Embraer has taken an order for a Lineage 1000 bizliner for a customer in China, the aircraft manufacturer announced today at ABACE. “We can’t reveal the customer’s name,” said Embraer Executive Jets president Ernest Edwards, “but I can tell you that we’re absolutely delighted to have this company honor us with the order.” The aircraft will be delivered in the first half of this year. Embraer also announced appointment of Hawker Pacific Singapore as an Embraer authorized service center.
Fresh off the shedding of its business jet division, Beechcraft Corp., in its first major international show since its February restructuring, is turning its focus at ABACE on its market-leading turboprop division.
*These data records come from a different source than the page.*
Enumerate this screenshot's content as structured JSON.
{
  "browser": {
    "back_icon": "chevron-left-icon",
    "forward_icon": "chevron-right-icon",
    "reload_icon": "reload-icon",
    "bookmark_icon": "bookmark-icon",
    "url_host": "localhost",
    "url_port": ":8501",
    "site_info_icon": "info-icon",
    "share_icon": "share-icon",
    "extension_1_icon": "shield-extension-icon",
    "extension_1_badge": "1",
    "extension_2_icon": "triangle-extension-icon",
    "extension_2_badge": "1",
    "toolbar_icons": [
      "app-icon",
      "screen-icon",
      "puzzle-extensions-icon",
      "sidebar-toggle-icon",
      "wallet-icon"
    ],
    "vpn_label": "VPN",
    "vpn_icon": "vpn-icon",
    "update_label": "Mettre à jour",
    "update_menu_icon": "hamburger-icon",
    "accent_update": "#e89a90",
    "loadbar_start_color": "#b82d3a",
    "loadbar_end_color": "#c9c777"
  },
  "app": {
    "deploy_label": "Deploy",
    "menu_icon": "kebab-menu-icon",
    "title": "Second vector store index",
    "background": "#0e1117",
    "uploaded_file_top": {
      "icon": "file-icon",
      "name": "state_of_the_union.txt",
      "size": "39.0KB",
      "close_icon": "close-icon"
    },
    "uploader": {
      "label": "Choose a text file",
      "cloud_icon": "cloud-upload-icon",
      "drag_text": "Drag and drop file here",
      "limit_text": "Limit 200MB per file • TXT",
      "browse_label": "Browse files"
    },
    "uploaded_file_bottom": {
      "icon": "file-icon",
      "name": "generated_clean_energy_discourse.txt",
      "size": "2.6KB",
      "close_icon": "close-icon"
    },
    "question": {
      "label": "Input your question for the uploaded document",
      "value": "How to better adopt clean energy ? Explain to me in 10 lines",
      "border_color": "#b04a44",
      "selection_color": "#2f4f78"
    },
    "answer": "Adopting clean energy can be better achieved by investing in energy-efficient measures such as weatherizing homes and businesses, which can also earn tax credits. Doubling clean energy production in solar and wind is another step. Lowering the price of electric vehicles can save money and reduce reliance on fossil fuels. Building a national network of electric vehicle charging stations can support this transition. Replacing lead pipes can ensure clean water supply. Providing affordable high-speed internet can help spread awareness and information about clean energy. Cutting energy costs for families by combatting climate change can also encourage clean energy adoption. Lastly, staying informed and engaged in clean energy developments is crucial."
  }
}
According to company chairman, president and CEO and Shawn Vick, Beechcraft has emerged from Chapter 11 bankruptcy protection with 80 percent less debt and the ability to triple its research investment.
At Dassault Falcon’s ABACE 2013 press conference yesterday the news was all good. “In January we formed a full Chinese subsidiary known as Dassault Falcon Business Services Company, located in Beijing,” Jean Rosanvallon, CEO of Dassault Falcon, told AIN. The French company has been doing well in Asia, with its flagship 7X aircraft, in particular, selling very well. Rosanvallon said that, as of 2011, China has become Dassault Falcon’s number-one market, even ahead of the U.S.
Beijing-based Blue Eagle Aviation Investment jumpstarted the ABACE 2013 sales action with an order from Beijing General Aviation (BGA) for the first Quest Kodiak single-turboprop utility aircraft to be delivered in China.
Lufthansa Technik (Booth H108) proved here yesterday that it is the market leader of narrowbody and widebody VIP completions for Asian customers, having outfitted 16 of 21 bizliners based in the region. “Asia has one of the highest growth rates for the VIP aircraft market,” according to Lufthansa Technik senior vice president of marketing and sales Walter Heerdt.
India has decided to reduce the advance-application requirements for foreign-registered aircraft to enter the country from seven to three business days for landing permits, and from three days to one business day for overflights. The move is a significant breakthrough for business aircraft operators, who have long complained that Indian bureaucracy has undermined the flexibility they seek to deliver.